We thank the members of the Rando laboratory for comments and discussions. We thank B. Olwin for providing the syndecan 4 antibody. This work was supported by the Glenn Foundation for Medical Research and by grants from the National Institutes of Health (NIH) (P01 AG036695, R01 AG23806 (R37 MERIT Award), R01 AR062185 and DP1 OD000392 (an NIH Director's Pioneer Award)) and the Department of Veterans Affairs (Merit Review) to T.A.R.

Author information

Affiliations

Authors

Contributions

T.H.C. and T.A.R. conceived the study. T.H.C., N.L.Q., G.W.C., L.L. and T.A.R. designed the experiments. T.H.C., B.Y. and L.L. performed all FACS analyses. T.H.C., N.L.Q., G.W.C., L.P., A.E., B.Y. and P.H. performed the experiments and analysed the experimental data. T.H.C. and T.A.R. wrote the manuscript.

Corresponding author

Correspondence to Thomas A. Rando.

Ethics declarations
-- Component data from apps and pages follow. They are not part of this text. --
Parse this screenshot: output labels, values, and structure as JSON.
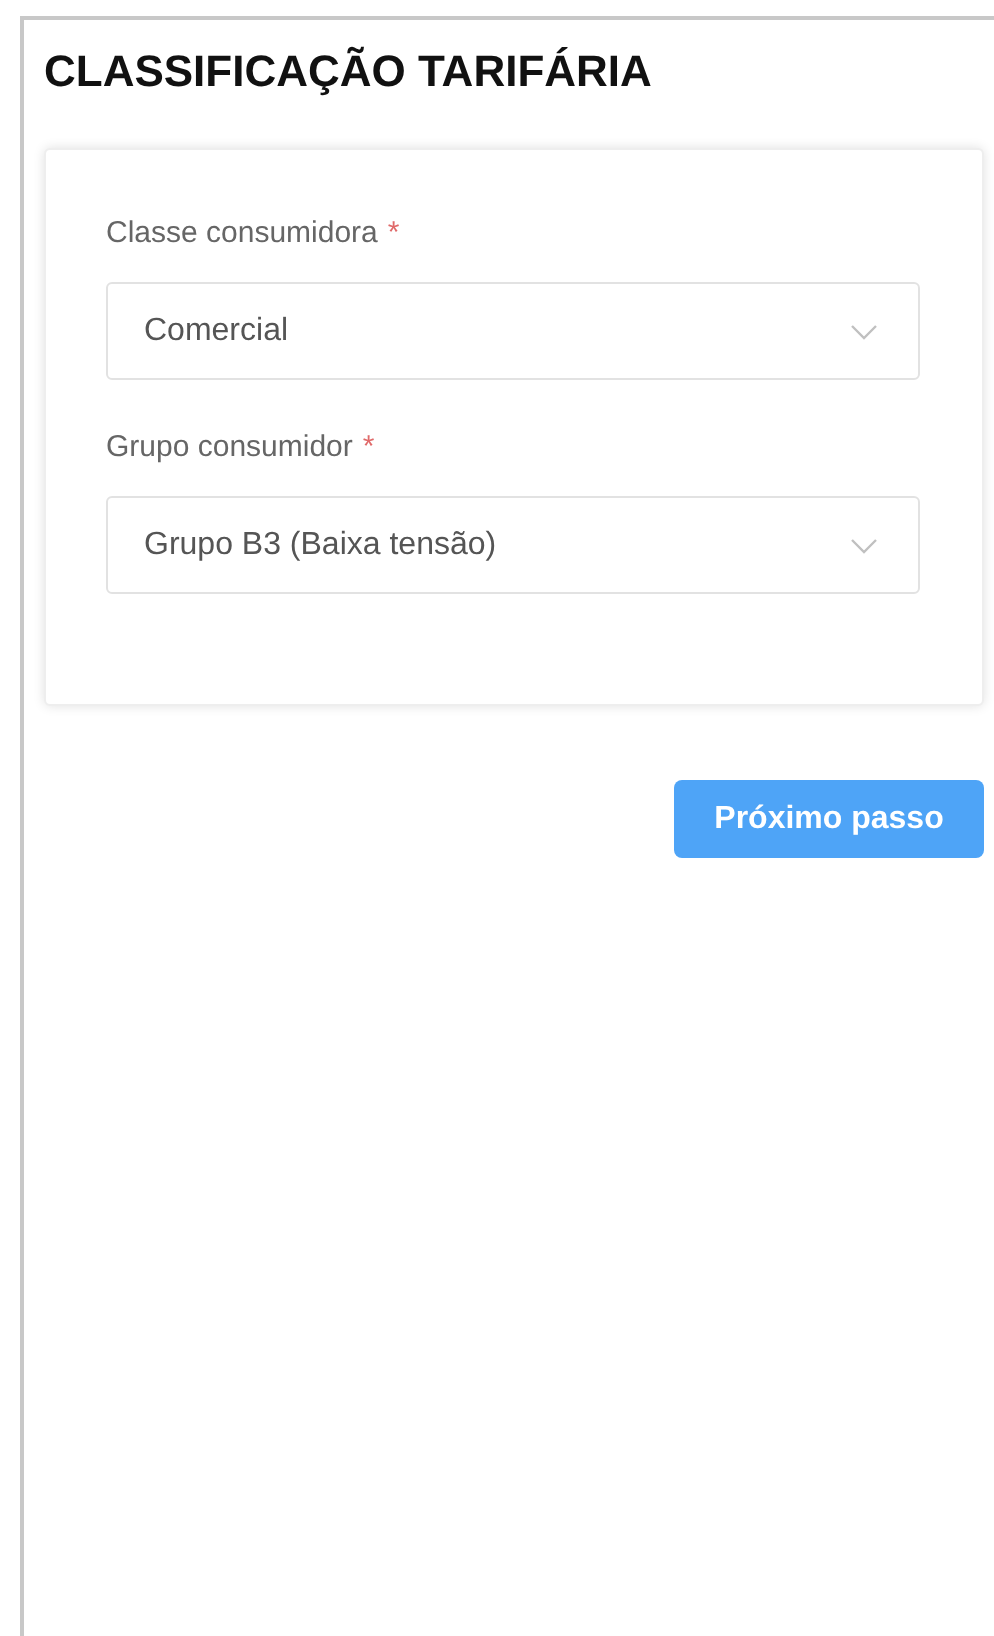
{
  "title": "CLASSIFICAÇÃO TARIFÁRIA",
  "fields": [
    {
      "label": "Classe consumidora",
      "required_mark": "*",
      "value": "Comercial"
    },
    {
      "label": "Grupo consumidor",
      "required_mark": "*",
      "value": "Grupo B3 (Baixa tensão)"
    }
  ],
  "next_button": "Próximo passo"
}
Competing interests

The authors declare no competing financial interests.

Supplementary information

Supplementary Information

This file contains Supplementary Figures 1-14 with legends and Supplementary Table 1. (PDF 2023 kb)

PowerPoint slides

Rights and permissions

Reprints and Permissions

About this article

Cite this article

Cheung, T., Quach, N., Charville, G. et al. Maintenance of muscle stem-cell quiescence by microRNA-489. Nature 482, 524–528 (2012). https://doi.org/10.1038/nature10834

Download citation

Further reading

Comments

By submitting a comment you agree to abide by our Terms and Community Guidelines. If you find something abusive or that does not comply with our terms or guidelines please flag it as inappropriate.

Search

Nature Briefing

Sign up for the Nature Briefing newsletter — what matters in science, free to your inbox daily.

Get the most important science stories of the day, free in your inbox. Sign up for Nature Briefing